▶ [Exercise aim]
Write out the listing exactly as it is given.

▶ [Source material]
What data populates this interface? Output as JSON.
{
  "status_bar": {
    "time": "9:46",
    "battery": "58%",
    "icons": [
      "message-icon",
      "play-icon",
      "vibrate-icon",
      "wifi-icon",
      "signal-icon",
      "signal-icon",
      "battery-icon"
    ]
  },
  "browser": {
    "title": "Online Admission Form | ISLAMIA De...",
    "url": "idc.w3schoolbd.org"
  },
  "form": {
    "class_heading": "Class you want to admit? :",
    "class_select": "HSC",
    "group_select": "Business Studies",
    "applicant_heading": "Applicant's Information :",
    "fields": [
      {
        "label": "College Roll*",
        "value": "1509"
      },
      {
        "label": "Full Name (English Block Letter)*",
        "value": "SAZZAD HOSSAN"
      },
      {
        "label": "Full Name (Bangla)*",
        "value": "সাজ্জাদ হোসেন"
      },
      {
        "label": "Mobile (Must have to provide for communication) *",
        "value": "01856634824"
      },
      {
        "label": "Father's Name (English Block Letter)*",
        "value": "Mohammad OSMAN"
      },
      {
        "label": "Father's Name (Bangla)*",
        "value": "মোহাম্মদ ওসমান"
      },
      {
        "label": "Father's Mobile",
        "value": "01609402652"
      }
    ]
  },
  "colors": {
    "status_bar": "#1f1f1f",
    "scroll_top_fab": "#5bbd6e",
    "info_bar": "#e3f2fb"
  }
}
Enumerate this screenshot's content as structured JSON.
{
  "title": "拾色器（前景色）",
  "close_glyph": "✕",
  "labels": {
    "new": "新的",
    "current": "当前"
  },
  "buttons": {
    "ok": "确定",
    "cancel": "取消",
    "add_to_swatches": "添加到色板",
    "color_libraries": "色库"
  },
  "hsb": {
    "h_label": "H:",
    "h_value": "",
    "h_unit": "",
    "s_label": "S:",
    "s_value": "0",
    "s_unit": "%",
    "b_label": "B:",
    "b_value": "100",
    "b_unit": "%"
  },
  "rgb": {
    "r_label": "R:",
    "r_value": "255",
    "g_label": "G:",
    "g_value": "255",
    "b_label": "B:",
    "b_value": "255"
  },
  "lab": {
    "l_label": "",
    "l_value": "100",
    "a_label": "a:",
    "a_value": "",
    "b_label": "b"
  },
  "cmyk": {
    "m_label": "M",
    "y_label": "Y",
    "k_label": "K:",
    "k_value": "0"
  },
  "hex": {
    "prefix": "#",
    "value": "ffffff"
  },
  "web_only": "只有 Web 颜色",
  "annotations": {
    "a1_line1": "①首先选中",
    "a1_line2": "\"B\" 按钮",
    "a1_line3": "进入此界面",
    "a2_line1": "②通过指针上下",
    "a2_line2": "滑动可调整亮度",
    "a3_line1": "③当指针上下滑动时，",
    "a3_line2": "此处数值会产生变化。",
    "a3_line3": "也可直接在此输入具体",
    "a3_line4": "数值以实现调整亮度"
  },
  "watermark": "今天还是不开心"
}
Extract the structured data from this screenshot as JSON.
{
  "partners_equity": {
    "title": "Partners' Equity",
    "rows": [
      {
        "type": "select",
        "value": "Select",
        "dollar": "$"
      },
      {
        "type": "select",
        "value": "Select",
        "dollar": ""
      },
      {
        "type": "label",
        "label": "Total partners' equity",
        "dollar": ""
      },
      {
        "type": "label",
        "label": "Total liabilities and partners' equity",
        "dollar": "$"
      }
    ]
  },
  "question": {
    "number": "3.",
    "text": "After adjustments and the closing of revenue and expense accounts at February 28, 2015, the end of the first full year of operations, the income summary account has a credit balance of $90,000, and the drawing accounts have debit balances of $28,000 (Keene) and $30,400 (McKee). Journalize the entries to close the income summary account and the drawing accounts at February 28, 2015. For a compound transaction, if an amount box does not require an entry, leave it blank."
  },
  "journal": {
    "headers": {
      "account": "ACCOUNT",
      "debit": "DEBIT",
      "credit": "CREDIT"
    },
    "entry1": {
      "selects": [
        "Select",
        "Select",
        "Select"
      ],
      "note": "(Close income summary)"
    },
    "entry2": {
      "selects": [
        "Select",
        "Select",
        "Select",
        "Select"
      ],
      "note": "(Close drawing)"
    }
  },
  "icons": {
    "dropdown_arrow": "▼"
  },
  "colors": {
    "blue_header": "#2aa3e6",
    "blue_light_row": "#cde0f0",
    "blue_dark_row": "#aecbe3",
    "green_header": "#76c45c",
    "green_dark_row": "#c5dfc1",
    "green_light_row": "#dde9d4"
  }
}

▶ [Result of the exercise]
What data populates this interface? Output as JSON.
{
  "status_bar": {
    "time": "9:46",
    "battery": "58%",
    "icons": [
      "message-icon",
      "play-icon",
      "vibrate-icon",
      "wifi-icon",
      "signal-icon",
      "signal-icon",
      "battery-icon"
    ]
  },
  "browser": {
    "title": "Online Admission Form | ISLAMIA De...",
    "url": "idc.w3schoolbd.org"
  },
  "form": {
    "class_heading": "Class you want to admit? :",
    "class_select": "HSC",
    "group_select": "Business Studies",
    "applicant_heading": "Applicant's Information :",
    "fields": [
      {
        "label": "College Roll*",
        "value": "1509"
      },
      {
        "label": "Full Name (English Block Letter)*",
        "value": "SAZZAD HOSSAN"
      },
      {
        "label": "Full Name (Bangla)*",
        "value": "সাজ্জাদ হোসেন"
      },
      {
        "label": "Mobile (Must have to provide for communication) *",
        "value": "01856634824"
      },
      {
        "label": "Father's Name (English Block Letter)*",
        "value": "Mohammad OSMAN"
      },
      {
        "label": "Father's Name (Bangla)*",
        "value": "মোহাম্মদ ওসমান"
      },
      {
        "label": "Father's Mobile",
        "value": "01609402652"
      }
    ]
  },
  "colors": {
    "status_bar": "#1f1f1f",
    "scroll_top_fab": "#5bbd6e",
    "info_bar": "#e3f2fb"
  }
}
Enumerate this screenshot's content as structured JSON.
{
  "title": "拾色器（前景色）",
  "close_glyph": "✕",
  "labels": {
    "new": "新的",
    "current": "当前"
  },
  "buttons": {
    "ok": "确定",
    "cancel": "取消",
    "add_to_swatches": "添加到色板",
    "color_libraries": "色库"
  },
  "hsb": {
    "h_label": "H:",
    "h_value": "",
    "h_unit": "",
    "s_label": "S:",
    "s_value": "0",
    "s_unit": "%",
    "b_label": "B:",
    "b_value": "100",
    "b_unit": "%"
  },
  "rgb": {
    "r_label": "R:",
    "r_value": "255",
    "g_label": "G:",
    "g_value": "255",
    "b_label": "B:",
    "b_value": "255"
  },
  "lab": {
    "l_label": "",
    "l_value": "100",
    "a_label": "a:",
    "a_value": "",
    "b_label": "b"
  },
  "cmyk": {
    "m_label": "M",
    "y_label": "Y",
    "k_label": "K:",
    "k_value": "0"
  },
  "hex": {
    "prefix": "#",
    "value": "ffffff"
  },
  "web_only": "只有 Web 颜色",
  "annotations": {
    "a1_line1": "①首先选中",
    "a1_line2": "\"B\" 按钮",
    "a1_line3": "进入此界面",
    "a2_line1": "②通过指针上下",
    "a2_line2": "滑动可调整亮度",
    "a3_line1": "③当指针上下滑动时，",
    "a3_line2": "此处数值会产生变化。",
    "a3_line3": "也可直接在此输入具体",
    "a3_line4": "数值以实现调整亮度"
  },
  "watermark": "今天还是不开心"
}
Extract the structured data from this screenshot as JSON.
{
  "partners_equity": {
    "title": "Partners' Equity",
    "rows": [
      {
        "type": "select",
        "value": "Select",
        "dollar": "$"
      },
      {
        "type": "select",
        "value": "Select",
        "dollar": ""
      },
      {
        "type": "label",
        "label": "Total partners' equity",
        "dollar": ""
      },
      {
        "type": "label",
        "label": "Total liabilities and partners' equity",
        "dollar": "$"
      }
    ]
  },
  "question": {
    "number": "3.",
    "text": "After adjustments and the closing of revenue and expense accounts at February 28, 2015, the end of the first full year of operations, the income summary account has a credit balance of $90,000, and the drawing accounts have debit balances of $28,000 (Keene) and $30,400 (McKee). Journalize the entries to close the income summary account and the drawing accounts at February 28, 2015. For a compound transaction, if an amount box does not require an entry, leave it blank."
  },
  "journal": {
    "headers": {
      "account": "ACCOUNT",
      "debit": "DEBIT",
      "credit": "CREDIT"
    },
    "entry1": {
      "selects": [
        "Select",
        "Select",
        "Select"
      ],
      "note": "(Close income summary)"
    },
    "entry2": {
      "selects": [
        "Select",
        "Select",
        "Select",
        "Select"
      ],
      "note": "(Close drawing)"
    }
  },
  "icons": {
    "dropdown_arrow": "▼"
  },
  "colors": {
    "blue_header": "#2aa3e6",
    "blue_light_row": "#cde0f0",
    "blue_dark_row": "#aecbe3",
    "green_header": "#76c45c",
    "green_dark_row": "#c5dfc1",
    "green_light_row": "#dde9d4"
  }
}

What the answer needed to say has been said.